Today was Dragon Boat Festival (or, more accurately, 端午, which has nothing to do with dragons or boats, but rather the lunar calendar). It’s a holiday for everyone, which is nice in that I get a holiday, especially from my junior high class, but a bummer since I don’t get paid for today. The holiday is celebrated with dragon boat races and eating tamales (no, really, an official website called them glutinous rice Chinese tamales), but since that all happened over the weekend, today was mild in terms of noise and commotion on the streets. Since I subbed on Monday and Tuesday, I had absolutely no down time for two days, and I decided there was nothing wrong with a day of minor errands and hard-drive-TV time.
But let’s talk about the weekend. All the weeks of practicing and waking up distressingly early on Sunday ran up to this, and it was not a disappointment. It was gray all weekend, but still pleasant, even when the rain was coming down. The races were held under the same bridge where we had practiced for the last 4 weeks, but instead of empty concrete and locked up huts, there were crowds of people and rows of vendors. Along the river, teams lounged under awnings and waited for their turn in the races.
At our last practice the Sunday before, I had been chosen to be the flag catcher, a position unique to Taiwan’s dragon boat races. Since I was nervous about it and there were 2 hours to kill before our race time, I watched a race to gauge how high the flags were and when I should jump up on the nose. I relaxed once I saw that I wouldn’t be risking falling into the Keelung River, holding onto the boat with one toe and reaching desperately down at a dangerous angle. There’s actually a video on facebook, and I’m tagged in it so it shouldn’t be too hard to find (I think it’s the only video I’m in!).
In our first race, we took second place with 2:32 (500 meters in that time, everybody!), which was good enough to qualify us for Saturday’s heats. Saturday’s call time was similar to Friday’s, late enough that I could sleep in a bit, but early enough that everything would happen in daylight, and the weather was similarly gray but not bucketing down.
On Friday after the race, I asked to paddle for the second race–after all, I had not practiced for 2 months to just lay on the dragon’s snout and grab a flag: I wanted to get involved like I’d practiced! I got my wish, but it was a little bit of a letdown since we placed last even though our time was 6 seconds faster! Our start was very weak, and that’s really where the race is decided. Nonetheless, it was really fun, and after the race since we had three hours until the opening ceremonies, I wandered the mini-bazaar with some teammates.
Of course, there were 粽子, and since this is Taiwan, there was also stinky tofu and fried meats of all sorts, but I also found some new delicacies like fried huge white mushroom. Okay, it has a name, but that’s really the best way to think of it. In English, it’s called king trumpet mushroom, and in Chinese it’s almond abalone mushroom, or 杏鮑菇. Whatever you call it, it’s amazing.

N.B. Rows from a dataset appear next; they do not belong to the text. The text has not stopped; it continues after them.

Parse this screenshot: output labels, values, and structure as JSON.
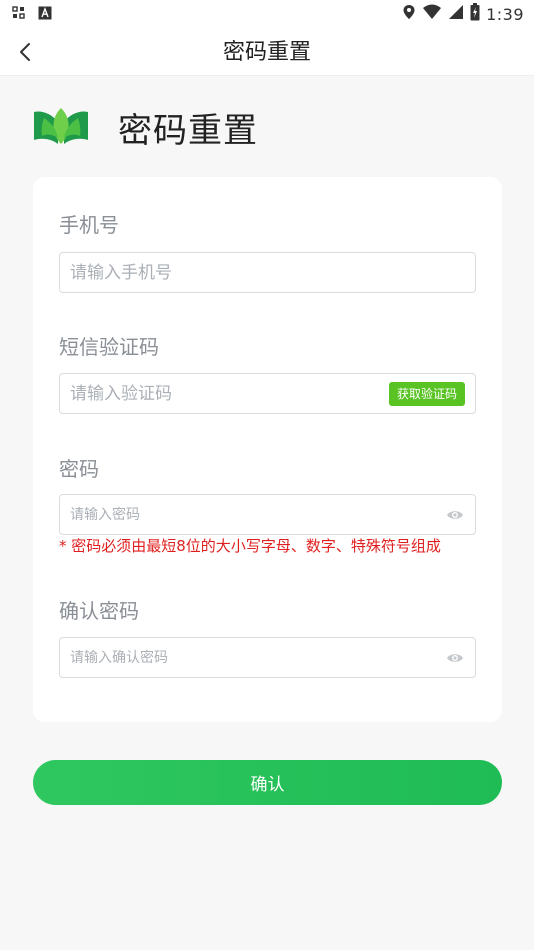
{
  "status_bar": {
    "time": "1:39",
    "left_icons": [
      "app-grid-icon",
      "text-a-icon"
    ],
    "right_icons": [
      "location-icon",
      "wifi-icon",
      "signal-icon",
      "battery-icon"
    ]
  },
  "nav": {
    "back_icon": "chevron-left-icon",
    "title": "密码重置"
  },
  "brand": {
    "logo_icon": "book-leaf-logo",
    "title": "密码重置"
  },
  "form": {
    "phone": {
      "label": "手机号",
      "placeholder": "请输入手机号",
      "value": ""
    },
    "sms": {
      "label": "短信验证码",
      "placeholder": "请输入验证码",
      "value": "",
      "get_code_label": "获取验证码"
    },
    "password": {
      "label": "密码",
      "placeholder": "请输入密码",
      "value": "",
      "hint": "* 密码必须由最短8位的大小写字母、数字、特殊符号组成"
    },
    "confirm_password": {
      "label": "确认密码",
      "placeholder": "请输入确认密码",
      "value": ""
    }
  },
  "confirm_button": "确认",
  "colors": {
    "primary_green": "#1fbb55",
    "code_button_green": "#58c322",
    "hint_red": "#e02020",
    "label_gray": "#8a8f96"
  }
}
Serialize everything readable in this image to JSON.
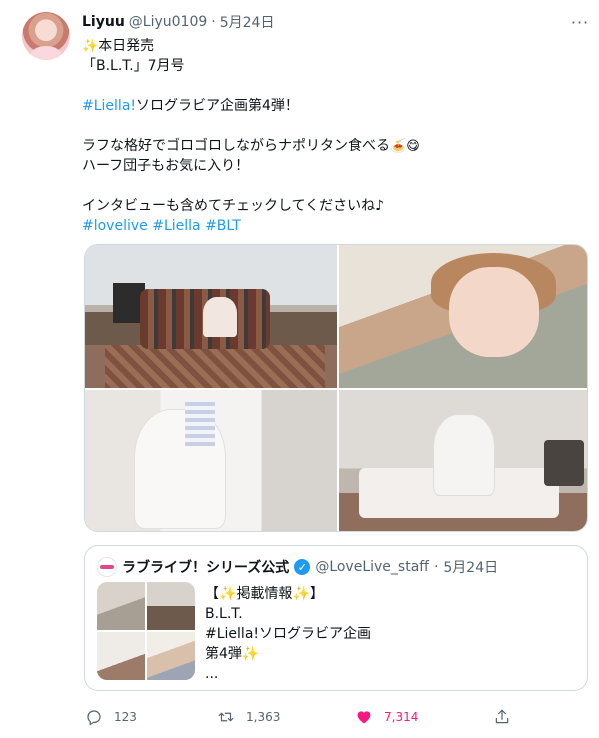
{
  "tweet": {
    "author_name": "Liyuu",
    "author_handle": "@Liyu0109",
    "separator": "·",
    "date": "5月24日",
    "more_label": "···",
    "lines": [
      "本日発売",
      "「B.L.T.」7月号",
      "",
      "ソログラビア企画第4弾！",
      "",
      "ラフな格好でゴロゴロしながらナポリタン食べる",
      "ハーフ団子もお気に入り！",
      "",
      "インタビューも含めてチェックしてくださいね♪"
    ],
    "hashtag_liella": "#Liella!",
    "tags_line": [
      "#lovelive",
      "#Liella",
      "#BLT"
    ]
  },
  "quote": {
    "name": "ラブライブ！シリーズ公式",
    "handle": "@LoveLive_staff",
    "separator": "·",
    "date": "5月24日",
    "verified_mark": "✓",
    "lines": [
      "【",
      "掲載情報",
      "】",
      "B.L.T.",
      "#Liella!ソログラビア企画",
      "第4弾",
      "..."
    ]
  },
  "actions": {
    "reply_count": "123",
    "retweet_count": "1,363",
    "like_count": "7,314"
  },
  "icons": [
    "sparkle-emoji-icon",
    "pasta-emoji-icon",
    "smile-emoji-icon",
    "verified-icon",
    "reply-icon",
    "retweet-icon",
    "heart-icon",
    "share-icon",
    "more-icon"
  ],
  "colors": {
    "link": "#1d9bf0",
    "like": "#f91880",
    "muted": "#536471",
    "border": "#cfd9de"
  }
}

The opening ceremonies were underwhelming, mostly because I couldn’t see much, although there was a dragon dance that seemed cool from what I saw. When I was starting to get really bored, someone tagged me to help them get our complimentary Cokes, zòngzi, and …cakes. By that time, teams were slinking away, and our started to as well. At that point, however, the Philippine National Team did a performance which culminated with dudes whipping off their shirts, and some of us felt compelled to stay a little longer. The performance after that was a guy dancer with a strobe light style, who was then joined by some girls who did more standard hip-hop kind of dance, like you might see in a high school or college dance troupe. We bailed after that, and took the MRT over to dinner, which was very enjoyable.
I’ll cover Saturday night and Sunday later, since this is getting long and your eyes and I both want to take a break!